Content starts

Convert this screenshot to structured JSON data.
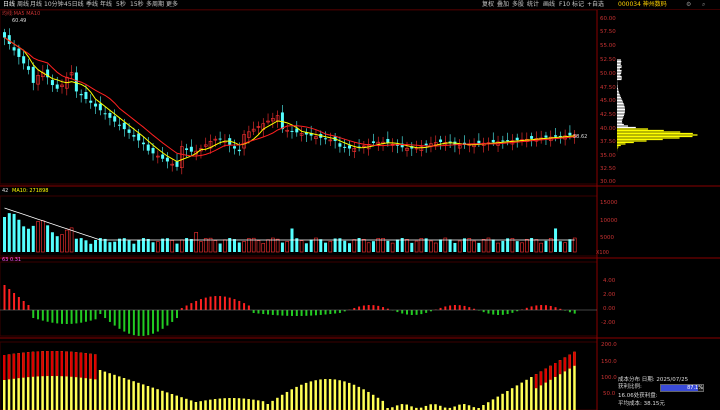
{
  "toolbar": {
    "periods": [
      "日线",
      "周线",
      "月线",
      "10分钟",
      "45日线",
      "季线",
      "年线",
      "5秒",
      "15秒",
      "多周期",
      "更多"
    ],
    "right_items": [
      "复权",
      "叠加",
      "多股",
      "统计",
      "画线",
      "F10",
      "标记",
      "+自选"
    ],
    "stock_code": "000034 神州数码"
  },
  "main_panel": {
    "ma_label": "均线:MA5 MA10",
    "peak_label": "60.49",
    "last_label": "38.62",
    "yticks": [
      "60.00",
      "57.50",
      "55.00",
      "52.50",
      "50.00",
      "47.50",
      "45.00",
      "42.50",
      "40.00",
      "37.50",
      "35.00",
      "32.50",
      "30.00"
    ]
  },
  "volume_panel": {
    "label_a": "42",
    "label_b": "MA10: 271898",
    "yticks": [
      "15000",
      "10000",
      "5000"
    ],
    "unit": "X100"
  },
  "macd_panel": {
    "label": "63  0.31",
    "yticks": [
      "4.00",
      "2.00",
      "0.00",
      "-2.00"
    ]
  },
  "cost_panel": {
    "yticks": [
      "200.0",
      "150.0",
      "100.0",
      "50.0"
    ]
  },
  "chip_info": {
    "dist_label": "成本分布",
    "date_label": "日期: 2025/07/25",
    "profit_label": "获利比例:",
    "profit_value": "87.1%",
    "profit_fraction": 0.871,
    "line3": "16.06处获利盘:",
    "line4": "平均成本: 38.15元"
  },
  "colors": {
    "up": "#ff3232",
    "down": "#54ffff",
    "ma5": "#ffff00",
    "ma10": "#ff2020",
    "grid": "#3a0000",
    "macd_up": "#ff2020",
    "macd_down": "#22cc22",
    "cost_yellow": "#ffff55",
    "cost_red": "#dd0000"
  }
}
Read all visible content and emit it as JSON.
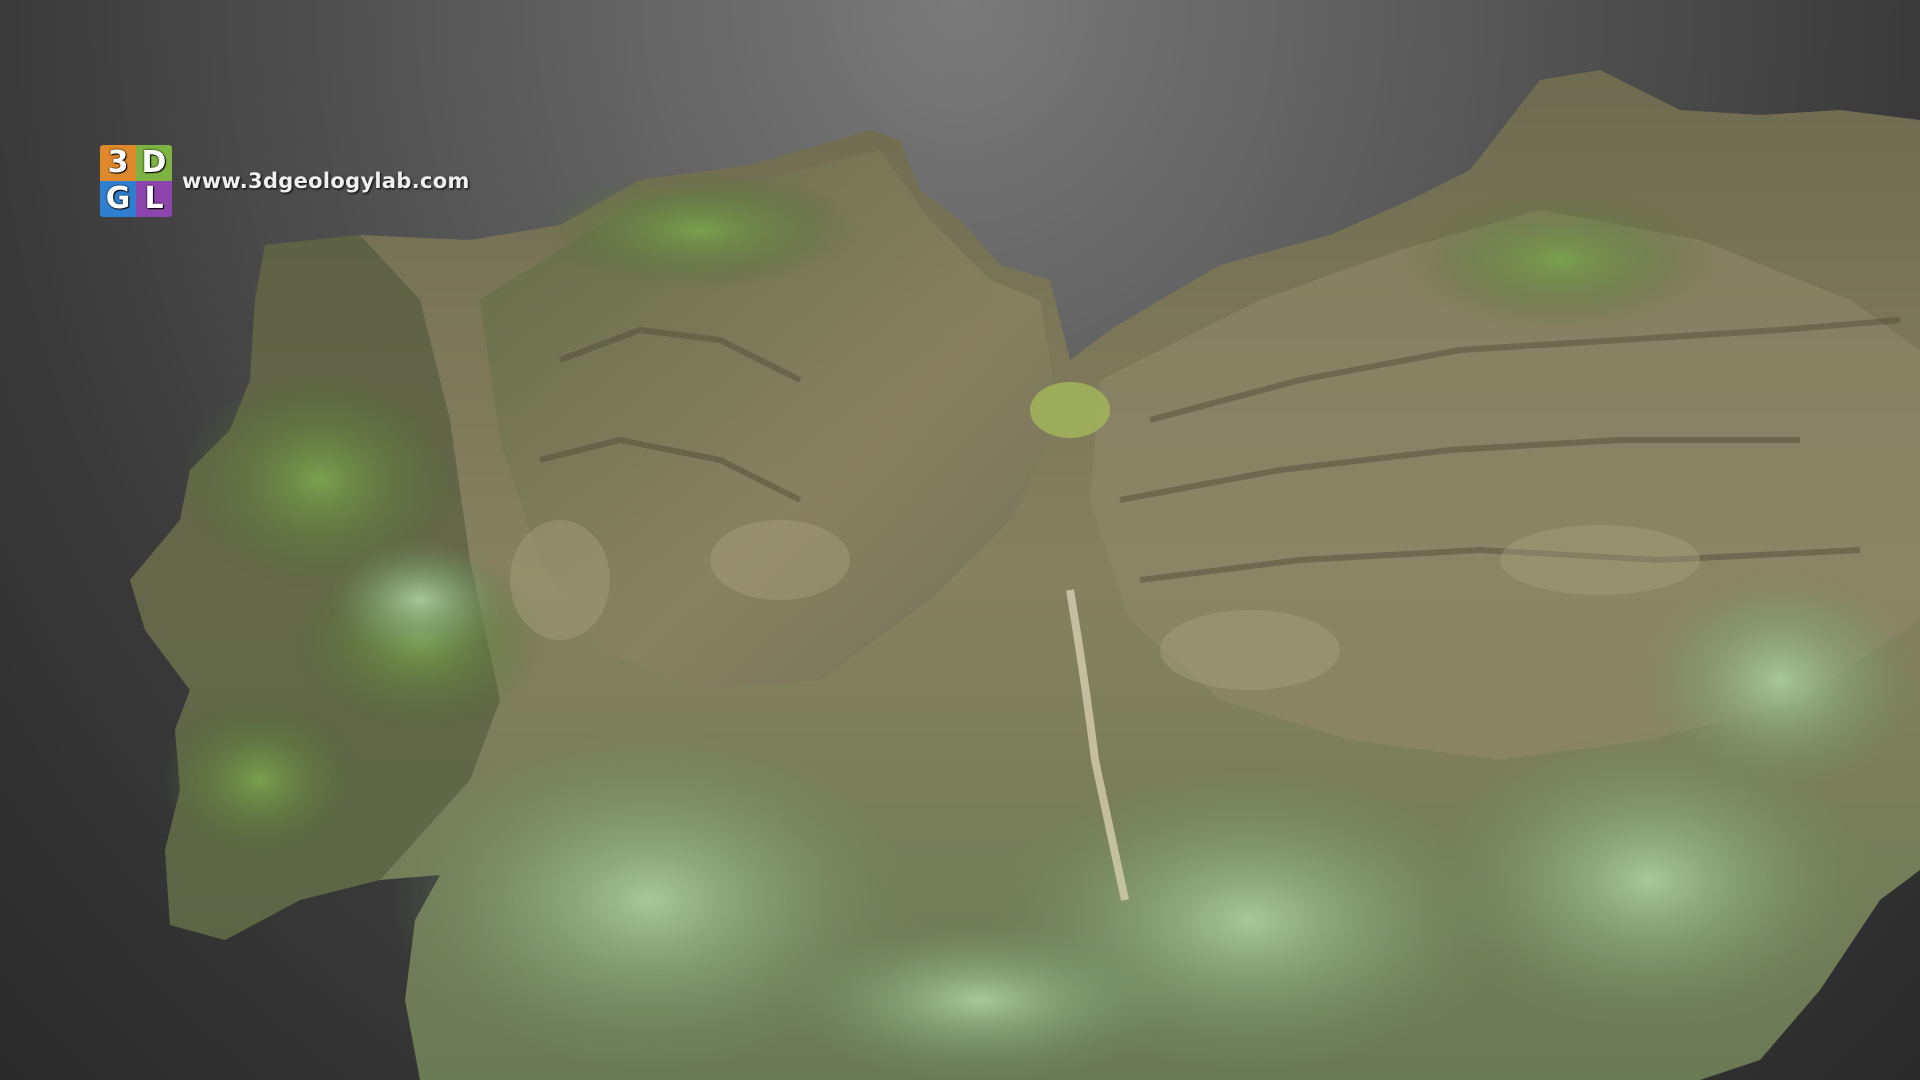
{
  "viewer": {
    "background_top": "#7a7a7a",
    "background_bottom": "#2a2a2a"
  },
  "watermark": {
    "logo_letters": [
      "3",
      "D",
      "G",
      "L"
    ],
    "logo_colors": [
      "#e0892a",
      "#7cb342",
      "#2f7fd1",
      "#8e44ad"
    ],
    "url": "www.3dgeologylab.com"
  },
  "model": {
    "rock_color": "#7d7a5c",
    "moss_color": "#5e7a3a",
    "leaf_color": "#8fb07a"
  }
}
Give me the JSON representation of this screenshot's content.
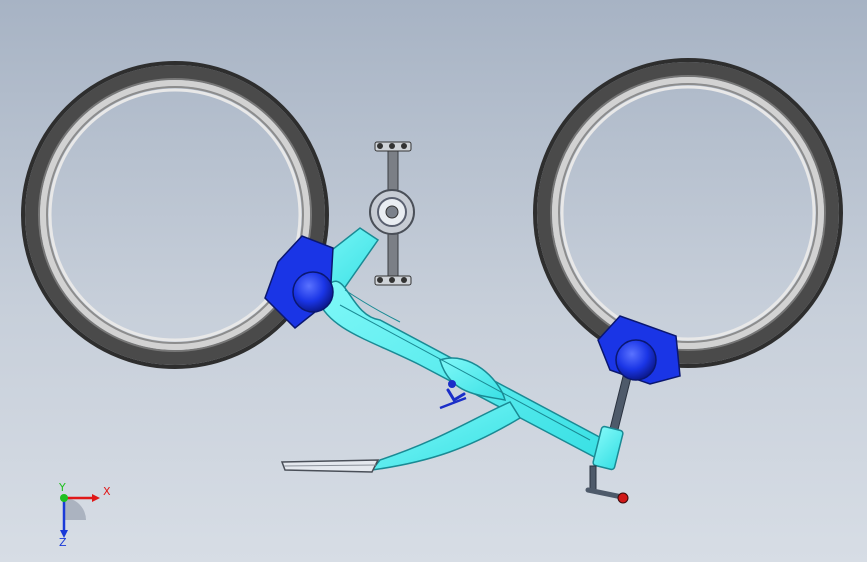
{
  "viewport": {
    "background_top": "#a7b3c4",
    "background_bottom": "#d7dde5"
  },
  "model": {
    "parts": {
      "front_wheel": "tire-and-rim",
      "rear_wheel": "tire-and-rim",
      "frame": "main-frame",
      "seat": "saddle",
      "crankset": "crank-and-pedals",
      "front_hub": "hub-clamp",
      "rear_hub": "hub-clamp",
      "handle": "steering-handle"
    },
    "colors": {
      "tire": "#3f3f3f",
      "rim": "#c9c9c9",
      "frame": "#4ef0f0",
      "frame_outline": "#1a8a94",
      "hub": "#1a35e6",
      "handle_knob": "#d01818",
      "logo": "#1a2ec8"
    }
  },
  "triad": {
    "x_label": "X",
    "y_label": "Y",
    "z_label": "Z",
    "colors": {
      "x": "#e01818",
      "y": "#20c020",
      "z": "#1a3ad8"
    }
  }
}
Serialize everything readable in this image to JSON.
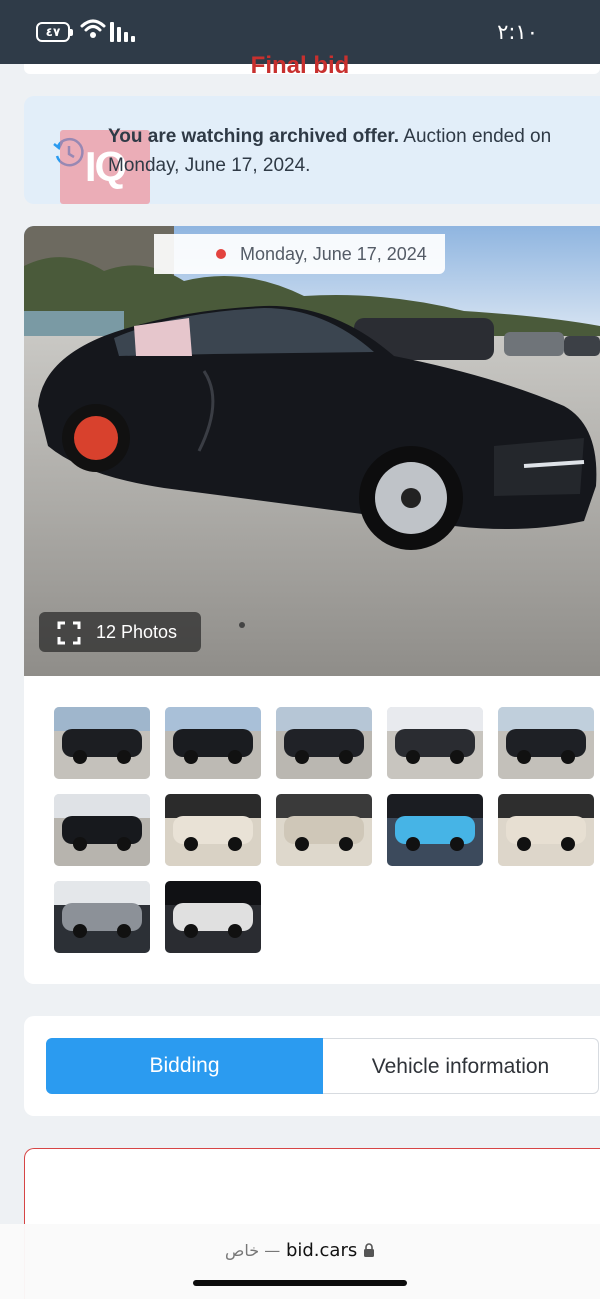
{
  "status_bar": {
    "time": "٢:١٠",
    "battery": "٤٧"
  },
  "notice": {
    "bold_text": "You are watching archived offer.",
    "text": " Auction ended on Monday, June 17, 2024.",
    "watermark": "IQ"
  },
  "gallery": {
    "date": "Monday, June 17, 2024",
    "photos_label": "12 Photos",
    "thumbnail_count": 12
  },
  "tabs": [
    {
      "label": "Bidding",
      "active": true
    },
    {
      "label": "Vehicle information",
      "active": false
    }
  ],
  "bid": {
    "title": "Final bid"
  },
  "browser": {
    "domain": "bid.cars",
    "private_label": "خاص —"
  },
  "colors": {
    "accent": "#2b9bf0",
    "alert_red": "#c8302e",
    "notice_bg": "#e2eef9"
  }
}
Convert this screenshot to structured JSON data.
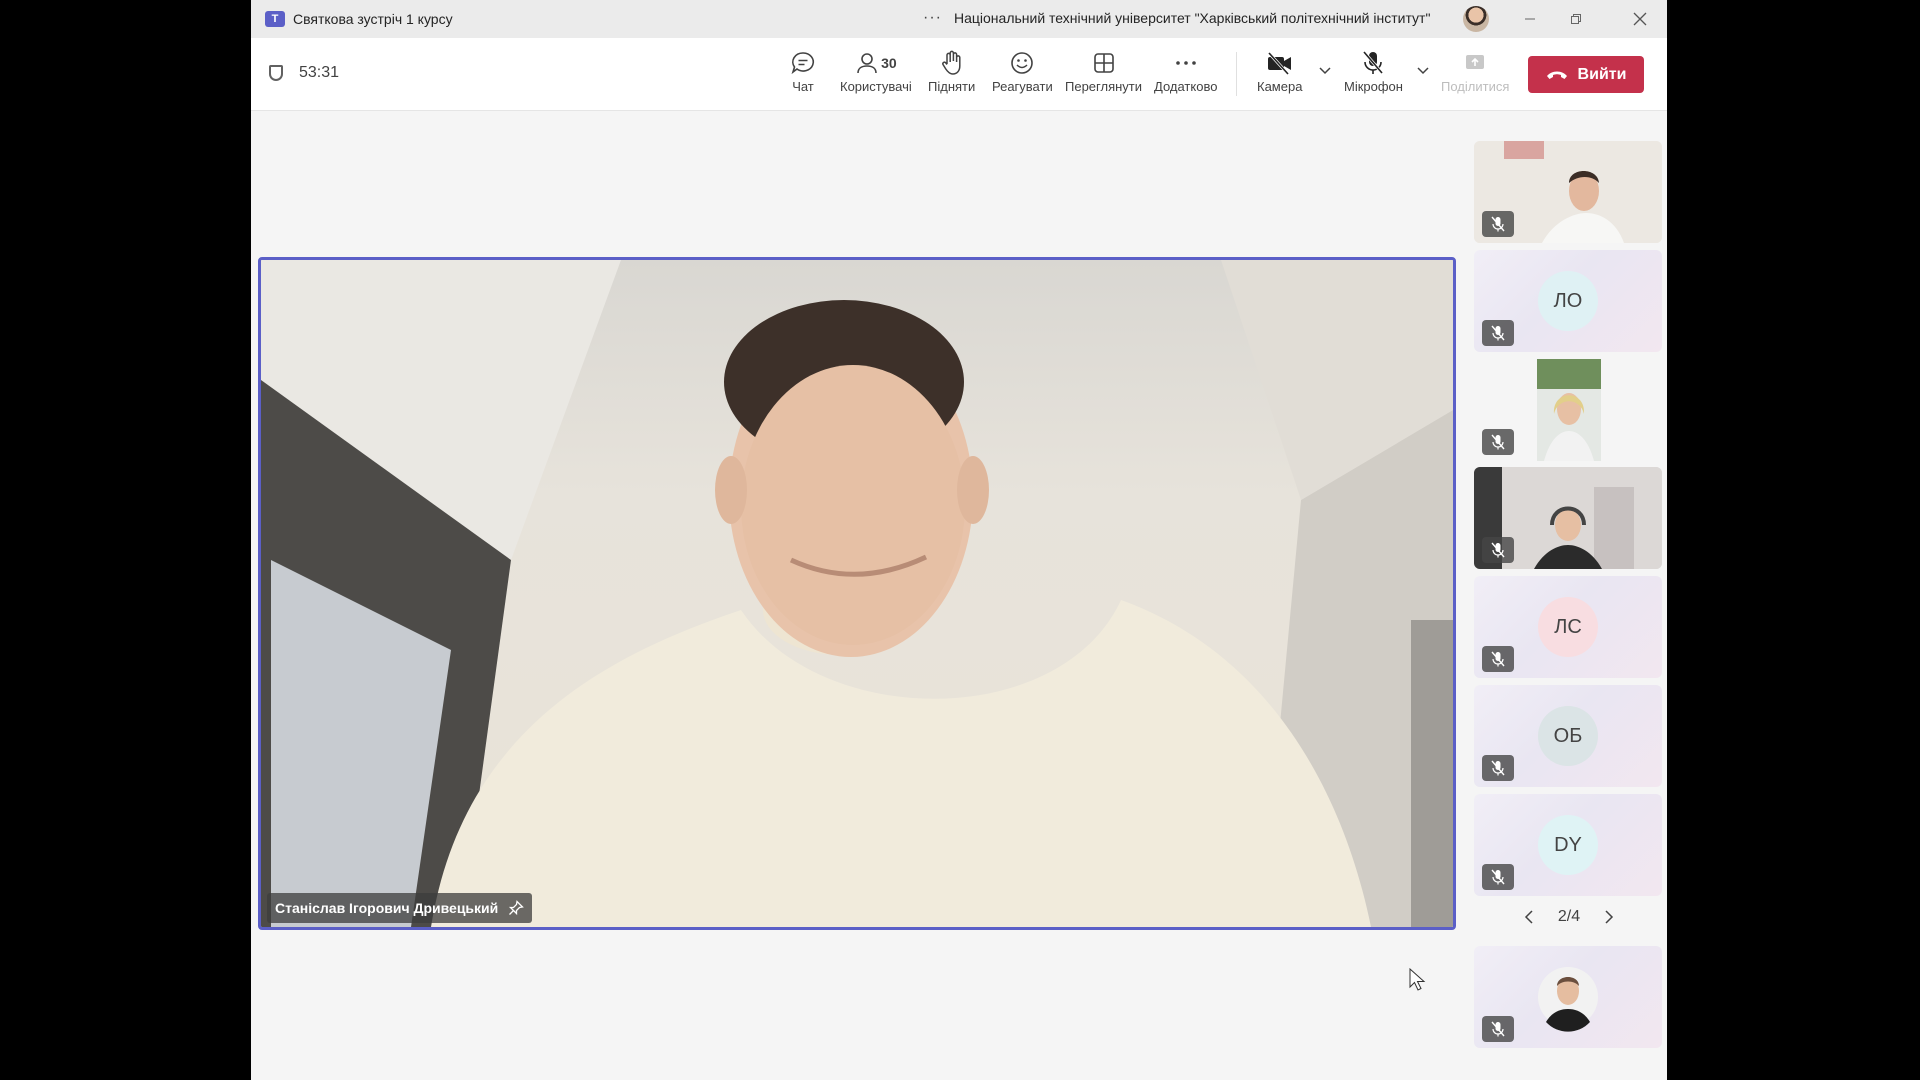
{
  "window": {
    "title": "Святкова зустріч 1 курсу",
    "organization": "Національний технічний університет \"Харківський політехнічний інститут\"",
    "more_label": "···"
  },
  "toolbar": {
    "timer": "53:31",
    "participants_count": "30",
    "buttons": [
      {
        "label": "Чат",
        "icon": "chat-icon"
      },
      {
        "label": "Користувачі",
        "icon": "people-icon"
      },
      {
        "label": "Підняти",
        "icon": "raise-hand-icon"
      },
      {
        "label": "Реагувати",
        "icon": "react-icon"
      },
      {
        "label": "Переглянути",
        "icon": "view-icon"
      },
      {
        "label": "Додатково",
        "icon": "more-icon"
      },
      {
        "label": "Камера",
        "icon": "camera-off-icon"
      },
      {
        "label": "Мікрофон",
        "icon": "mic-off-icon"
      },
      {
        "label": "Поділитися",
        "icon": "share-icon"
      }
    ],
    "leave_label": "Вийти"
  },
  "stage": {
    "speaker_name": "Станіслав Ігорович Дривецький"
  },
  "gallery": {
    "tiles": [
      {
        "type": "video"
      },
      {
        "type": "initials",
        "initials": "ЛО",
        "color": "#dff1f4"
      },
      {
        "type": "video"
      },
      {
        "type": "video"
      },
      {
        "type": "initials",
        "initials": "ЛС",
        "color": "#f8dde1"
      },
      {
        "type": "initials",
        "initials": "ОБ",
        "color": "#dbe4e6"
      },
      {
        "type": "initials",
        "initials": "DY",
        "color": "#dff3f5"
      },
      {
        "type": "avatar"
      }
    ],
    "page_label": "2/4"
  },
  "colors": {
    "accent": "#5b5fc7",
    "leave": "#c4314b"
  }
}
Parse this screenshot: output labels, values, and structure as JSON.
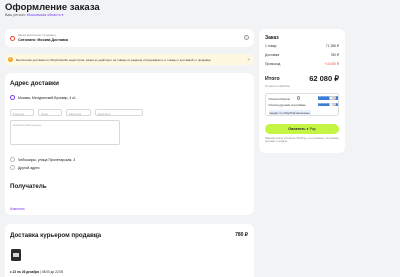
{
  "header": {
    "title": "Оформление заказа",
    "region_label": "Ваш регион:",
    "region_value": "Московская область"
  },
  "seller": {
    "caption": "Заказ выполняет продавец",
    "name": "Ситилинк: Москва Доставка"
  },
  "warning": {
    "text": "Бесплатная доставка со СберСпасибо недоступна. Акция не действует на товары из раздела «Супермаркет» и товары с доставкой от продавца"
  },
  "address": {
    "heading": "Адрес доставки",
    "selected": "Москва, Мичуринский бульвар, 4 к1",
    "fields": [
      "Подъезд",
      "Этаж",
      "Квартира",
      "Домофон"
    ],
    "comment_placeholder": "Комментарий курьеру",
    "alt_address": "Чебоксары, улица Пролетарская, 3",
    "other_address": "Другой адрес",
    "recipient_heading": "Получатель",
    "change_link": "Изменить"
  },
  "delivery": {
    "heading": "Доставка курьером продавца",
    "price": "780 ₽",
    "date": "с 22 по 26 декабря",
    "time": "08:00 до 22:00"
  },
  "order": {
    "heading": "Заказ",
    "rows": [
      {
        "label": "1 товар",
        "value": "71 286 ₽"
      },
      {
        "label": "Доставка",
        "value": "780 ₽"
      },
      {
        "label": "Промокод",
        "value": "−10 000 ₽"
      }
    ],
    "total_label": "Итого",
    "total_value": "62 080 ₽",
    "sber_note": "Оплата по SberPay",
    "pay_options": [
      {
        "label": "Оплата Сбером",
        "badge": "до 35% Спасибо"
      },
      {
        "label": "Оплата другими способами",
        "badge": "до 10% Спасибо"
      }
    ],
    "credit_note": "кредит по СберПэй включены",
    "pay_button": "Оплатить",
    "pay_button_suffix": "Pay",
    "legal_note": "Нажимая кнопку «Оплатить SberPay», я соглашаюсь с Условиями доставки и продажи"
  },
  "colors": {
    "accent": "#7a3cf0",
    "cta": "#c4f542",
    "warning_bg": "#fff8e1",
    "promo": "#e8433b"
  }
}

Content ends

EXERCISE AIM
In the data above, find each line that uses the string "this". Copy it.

RESULT
Convert this screenshot to structured JSON data.
Give me the JSON representation of this screenshot's content.
Serialize everything readable in this image to JSON.
Convert this screenshot to structured JSON data.
Parse this screenshot: output labels, values, and structure as JSON.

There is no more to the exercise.